Florida State's backup argument is that even if wins should be stripped from the school's record, the individual records of innocent coaches and athletes should not be docked. Under that scenario, Florida State would still lose its 1997 national championship in track and field and the football team would lose victories,k but Bowden would not.

The 20-page appeal says it serves no valid purpose to rewrite the win-loss records of a coach or a baseball or softball pitcher who did not cheat because of violations committed by others. It also notes that athletes whose accomplishments are measured by other factors such as touchdowns or rushing yards would not be punished.

"The NCAA should protect -- and not penalize -- those who play by the rules," Florida State's legal team, headed by William E. Williams, wrote in the appeal.

The NCCA's Infractions Committee in March added the loss of wins to the penalties Florida State imposed on itself last year.
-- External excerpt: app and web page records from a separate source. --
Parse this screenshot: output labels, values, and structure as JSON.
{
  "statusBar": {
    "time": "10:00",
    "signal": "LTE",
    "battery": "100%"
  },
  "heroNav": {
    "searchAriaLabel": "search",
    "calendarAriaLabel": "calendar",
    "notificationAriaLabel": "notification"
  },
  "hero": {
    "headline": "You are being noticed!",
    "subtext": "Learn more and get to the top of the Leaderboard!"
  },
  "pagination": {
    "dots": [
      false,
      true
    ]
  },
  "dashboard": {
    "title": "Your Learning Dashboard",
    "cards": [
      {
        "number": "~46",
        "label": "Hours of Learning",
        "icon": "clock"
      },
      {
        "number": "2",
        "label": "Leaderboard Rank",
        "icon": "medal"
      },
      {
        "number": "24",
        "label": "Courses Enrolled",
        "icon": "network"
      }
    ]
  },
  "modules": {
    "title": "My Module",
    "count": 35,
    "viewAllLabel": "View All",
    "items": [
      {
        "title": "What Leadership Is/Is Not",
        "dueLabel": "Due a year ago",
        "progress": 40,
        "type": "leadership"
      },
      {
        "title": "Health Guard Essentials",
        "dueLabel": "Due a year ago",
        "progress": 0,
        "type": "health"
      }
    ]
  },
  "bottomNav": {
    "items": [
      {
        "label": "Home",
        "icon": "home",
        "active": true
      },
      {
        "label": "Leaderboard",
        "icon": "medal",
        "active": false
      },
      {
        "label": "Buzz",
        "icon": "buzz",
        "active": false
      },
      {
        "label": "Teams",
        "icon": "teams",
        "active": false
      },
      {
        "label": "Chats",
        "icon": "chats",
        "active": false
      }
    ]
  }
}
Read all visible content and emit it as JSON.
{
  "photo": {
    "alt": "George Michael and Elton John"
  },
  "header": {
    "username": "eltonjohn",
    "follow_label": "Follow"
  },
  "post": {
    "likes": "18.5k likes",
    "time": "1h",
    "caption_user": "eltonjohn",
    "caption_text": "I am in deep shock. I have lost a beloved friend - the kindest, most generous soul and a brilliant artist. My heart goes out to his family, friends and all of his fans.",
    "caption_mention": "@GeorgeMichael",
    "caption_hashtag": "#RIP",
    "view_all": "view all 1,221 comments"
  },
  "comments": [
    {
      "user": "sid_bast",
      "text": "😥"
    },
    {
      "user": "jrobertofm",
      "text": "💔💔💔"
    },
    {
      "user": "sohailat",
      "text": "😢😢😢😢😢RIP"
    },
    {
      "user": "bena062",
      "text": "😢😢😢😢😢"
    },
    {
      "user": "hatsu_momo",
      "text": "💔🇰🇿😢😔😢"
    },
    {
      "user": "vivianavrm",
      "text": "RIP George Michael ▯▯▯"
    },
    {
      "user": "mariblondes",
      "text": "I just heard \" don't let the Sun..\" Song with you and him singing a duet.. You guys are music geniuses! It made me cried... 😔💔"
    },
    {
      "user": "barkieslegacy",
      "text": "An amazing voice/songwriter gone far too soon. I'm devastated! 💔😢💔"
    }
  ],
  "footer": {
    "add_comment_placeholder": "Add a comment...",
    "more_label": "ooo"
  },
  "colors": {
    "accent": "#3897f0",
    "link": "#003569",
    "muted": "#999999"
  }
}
The case next goes to an infractions appeal committee, which is expected to hold a hearing later this year.

The university issued a statement saying there would be no comment on the appeal.

Florida State itself reported the violations to the NCAA, which then found 61 Seminoles athletes had cheated on the test in 2006-07 or received improper help from staffers who provided answers or typed papers for them.

The NCAA's Infractions Committee decided that "vacating," or giving up wins -- technically not forfeits because opponents' records would remain unchanged -- was justified because "what happened in that course was simply a symptom of a much larger disease -- a systemic, 'environmental' problem among a large group of student-athletes and three staff members."

The appeal says there's no evidence to support that conclusion.

"This is mere hyperbole," the lawyers wrote. "It is unquestioned that virtually all of the violations at issue are associated with a single, online music course."

If academic fraud have been pandemic, there would have been violations in other courses, but that didn't happen, the university argues.

The appeal traces the cheating to academic adviser Brenda Monk's zeal in helping student-athletes with learning disabilities and her erroneous belief the music test was an "open-book exam." As soon as she realized her mistake, she reported it, the appeal says.

Florida State also argues the infractions committee broke precedent by failing to explain what weight it gave to the university's cooperation and self-imposed sanctions, citing prior cases involving Alabama State, Howard, Alabama, Kentucky and Oklahoma.

That failure will discourage other schools from cooperating in the future and undermines the legitimacy of the penalties, the appeal states.

"It also compels reversal," the lawyers wrote. "If the committee in fact weighed those factors, it did so in a black box that denies the university and this committee a meaningful opportunity to review the appropriateness of its logic and its decision."

Finally, Florida State argues it never would have entered an agreement with NCAA staffers for the self-imposed penalties if officials had known the school would also lose wins.